Street cred on the slopes
SOS snowboard volunteer Jason Balajadia, 35, shares similar sentiments.
“It’s my way of paying it forward,” he says.
Growing up in Chicago, Balajadia was exposed to gang violence at the age of 7 when his father was killed. Full of anger in his early teens, Balajadia quickly fell in with a tough crowd.
“I began hanging out with gang members,” he says. “I was told I was going to get shot when I showed up for my first day of high school.”
His mom decided to take action.
“She was done,” he says. “We needed to change.”
With visions of her children enjoying an outdoors-oriented life free of violence, his mom moved Balajadia and his two siblings to Seattle. Balajadia gravitated toward sports — football, wrestling and track — and then he discovered snowboarding.
“Something was changing in me. I wasn’t so angry,” he says.
Now a popular personal trainer and fitness coach in Bellevue with two young children of his own, Balajadia jumped at the chance to work with SOS last year.
“I feel like I know where the kids are coming from.
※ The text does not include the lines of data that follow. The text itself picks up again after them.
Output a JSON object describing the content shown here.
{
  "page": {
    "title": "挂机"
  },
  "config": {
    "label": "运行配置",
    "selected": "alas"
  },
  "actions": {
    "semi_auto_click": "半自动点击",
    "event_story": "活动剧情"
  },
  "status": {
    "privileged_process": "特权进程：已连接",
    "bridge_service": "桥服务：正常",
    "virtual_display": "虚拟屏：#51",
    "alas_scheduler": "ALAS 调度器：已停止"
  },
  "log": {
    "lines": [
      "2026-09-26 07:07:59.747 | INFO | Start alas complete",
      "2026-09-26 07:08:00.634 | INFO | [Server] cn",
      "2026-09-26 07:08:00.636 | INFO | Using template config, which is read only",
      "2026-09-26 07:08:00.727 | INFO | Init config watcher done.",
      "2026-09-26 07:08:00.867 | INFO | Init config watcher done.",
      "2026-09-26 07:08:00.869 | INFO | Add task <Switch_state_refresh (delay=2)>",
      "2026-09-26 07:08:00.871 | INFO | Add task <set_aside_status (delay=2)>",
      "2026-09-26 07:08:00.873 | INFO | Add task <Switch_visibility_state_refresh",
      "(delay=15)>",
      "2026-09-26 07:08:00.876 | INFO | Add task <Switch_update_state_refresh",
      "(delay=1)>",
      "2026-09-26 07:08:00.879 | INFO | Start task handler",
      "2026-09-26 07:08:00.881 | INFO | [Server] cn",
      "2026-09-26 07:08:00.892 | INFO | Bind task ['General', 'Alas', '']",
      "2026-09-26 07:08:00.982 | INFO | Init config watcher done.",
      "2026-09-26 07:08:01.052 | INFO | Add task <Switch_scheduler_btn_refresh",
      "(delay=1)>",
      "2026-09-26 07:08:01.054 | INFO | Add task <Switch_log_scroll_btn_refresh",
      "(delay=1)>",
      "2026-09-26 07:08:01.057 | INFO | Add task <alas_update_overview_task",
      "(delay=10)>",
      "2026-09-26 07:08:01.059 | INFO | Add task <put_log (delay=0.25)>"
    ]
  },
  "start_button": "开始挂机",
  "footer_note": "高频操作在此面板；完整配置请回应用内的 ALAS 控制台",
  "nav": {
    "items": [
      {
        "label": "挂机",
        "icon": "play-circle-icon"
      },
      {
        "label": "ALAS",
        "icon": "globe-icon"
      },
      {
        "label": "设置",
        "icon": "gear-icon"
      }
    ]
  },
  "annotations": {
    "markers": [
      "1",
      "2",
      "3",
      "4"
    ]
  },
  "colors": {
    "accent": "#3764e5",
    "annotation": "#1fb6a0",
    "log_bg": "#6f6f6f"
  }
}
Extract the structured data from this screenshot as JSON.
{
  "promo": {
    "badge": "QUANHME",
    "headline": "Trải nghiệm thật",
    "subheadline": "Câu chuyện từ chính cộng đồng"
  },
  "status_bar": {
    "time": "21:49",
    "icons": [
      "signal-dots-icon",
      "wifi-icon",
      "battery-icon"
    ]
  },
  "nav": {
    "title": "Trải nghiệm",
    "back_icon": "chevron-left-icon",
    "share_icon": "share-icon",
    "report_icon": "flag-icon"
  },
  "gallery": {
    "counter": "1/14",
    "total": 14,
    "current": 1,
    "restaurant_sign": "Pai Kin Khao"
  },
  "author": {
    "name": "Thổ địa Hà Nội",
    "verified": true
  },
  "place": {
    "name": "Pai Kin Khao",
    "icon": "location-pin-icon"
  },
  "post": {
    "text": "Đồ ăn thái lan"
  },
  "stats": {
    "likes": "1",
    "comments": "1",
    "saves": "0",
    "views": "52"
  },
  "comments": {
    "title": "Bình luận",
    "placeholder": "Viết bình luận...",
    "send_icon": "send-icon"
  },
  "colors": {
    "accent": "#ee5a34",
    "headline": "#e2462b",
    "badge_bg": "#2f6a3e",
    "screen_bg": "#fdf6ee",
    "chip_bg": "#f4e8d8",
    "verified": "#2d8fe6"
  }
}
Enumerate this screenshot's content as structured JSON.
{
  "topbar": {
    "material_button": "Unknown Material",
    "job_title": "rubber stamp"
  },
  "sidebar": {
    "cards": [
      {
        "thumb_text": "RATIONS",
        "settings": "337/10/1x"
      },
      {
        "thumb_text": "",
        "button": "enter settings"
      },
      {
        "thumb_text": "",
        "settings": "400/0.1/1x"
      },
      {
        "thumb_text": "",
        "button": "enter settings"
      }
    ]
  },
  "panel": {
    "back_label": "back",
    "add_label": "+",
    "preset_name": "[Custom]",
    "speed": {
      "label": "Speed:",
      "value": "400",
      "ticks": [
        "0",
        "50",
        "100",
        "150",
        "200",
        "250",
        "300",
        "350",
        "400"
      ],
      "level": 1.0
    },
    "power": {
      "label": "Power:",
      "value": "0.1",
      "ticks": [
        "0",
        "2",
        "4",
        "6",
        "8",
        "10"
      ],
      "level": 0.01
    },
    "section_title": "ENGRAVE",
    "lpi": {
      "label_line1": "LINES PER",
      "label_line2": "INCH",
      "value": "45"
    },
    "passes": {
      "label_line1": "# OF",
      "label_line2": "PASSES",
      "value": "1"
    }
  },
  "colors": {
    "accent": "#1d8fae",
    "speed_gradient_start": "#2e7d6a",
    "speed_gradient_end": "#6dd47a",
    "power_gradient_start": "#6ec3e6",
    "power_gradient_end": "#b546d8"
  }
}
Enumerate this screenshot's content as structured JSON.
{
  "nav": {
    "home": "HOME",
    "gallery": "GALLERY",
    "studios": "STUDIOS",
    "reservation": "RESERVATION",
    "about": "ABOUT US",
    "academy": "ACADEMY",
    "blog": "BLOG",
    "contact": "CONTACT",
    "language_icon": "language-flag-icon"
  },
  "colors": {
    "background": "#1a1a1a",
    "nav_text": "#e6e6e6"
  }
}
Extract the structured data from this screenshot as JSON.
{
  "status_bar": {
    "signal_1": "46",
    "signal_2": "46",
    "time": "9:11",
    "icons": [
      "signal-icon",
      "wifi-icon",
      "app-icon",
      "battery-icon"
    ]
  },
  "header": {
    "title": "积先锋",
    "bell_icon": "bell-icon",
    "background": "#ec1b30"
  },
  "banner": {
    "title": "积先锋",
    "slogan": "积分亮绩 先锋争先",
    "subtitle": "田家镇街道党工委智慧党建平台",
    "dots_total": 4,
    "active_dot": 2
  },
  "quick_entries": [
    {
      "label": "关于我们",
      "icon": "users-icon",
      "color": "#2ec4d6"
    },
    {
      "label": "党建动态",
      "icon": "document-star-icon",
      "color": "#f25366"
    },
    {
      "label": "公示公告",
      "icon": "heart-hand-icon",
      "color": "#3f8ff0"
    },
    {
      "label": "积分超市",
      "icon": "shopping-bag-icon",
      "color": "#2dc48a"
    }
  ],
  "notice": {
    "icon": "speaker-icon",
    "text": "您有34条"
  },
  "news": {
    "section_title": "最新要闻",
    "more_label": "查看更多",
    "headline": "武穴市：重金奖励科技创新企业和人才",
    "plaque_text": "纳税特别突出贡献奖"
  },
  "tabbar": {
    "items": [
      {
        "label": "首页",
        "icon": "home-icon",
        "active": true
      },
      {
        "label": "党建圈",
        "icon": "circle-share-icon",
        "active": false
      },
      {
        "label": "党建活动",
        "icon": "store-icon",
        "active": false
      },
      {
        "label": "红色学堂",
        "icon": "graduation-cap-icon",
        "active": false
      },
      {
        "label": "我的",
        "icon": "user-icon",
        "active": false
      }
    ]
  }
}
They listen when I talk,” he says.
As part of the SOS “Sherpa” program, Balajadia’s group meets both on and off the snow year-round, participating in community service together.
“They don’t have a lot of leadership,” he says. “I just want to be a strong male influence to them.”
Balajadia points to a youth group leader in Chicago as an adult role model in his rocky adolescence.
“He totally mentored me. He was that male figure I needed,” he says.
He can’t help but grin when he talks about snowboarding with his group of teenagers.
“I think I get more excited than they do,” he says.
John Kinmonth is a Seattle-based freelance writer and snowboarder.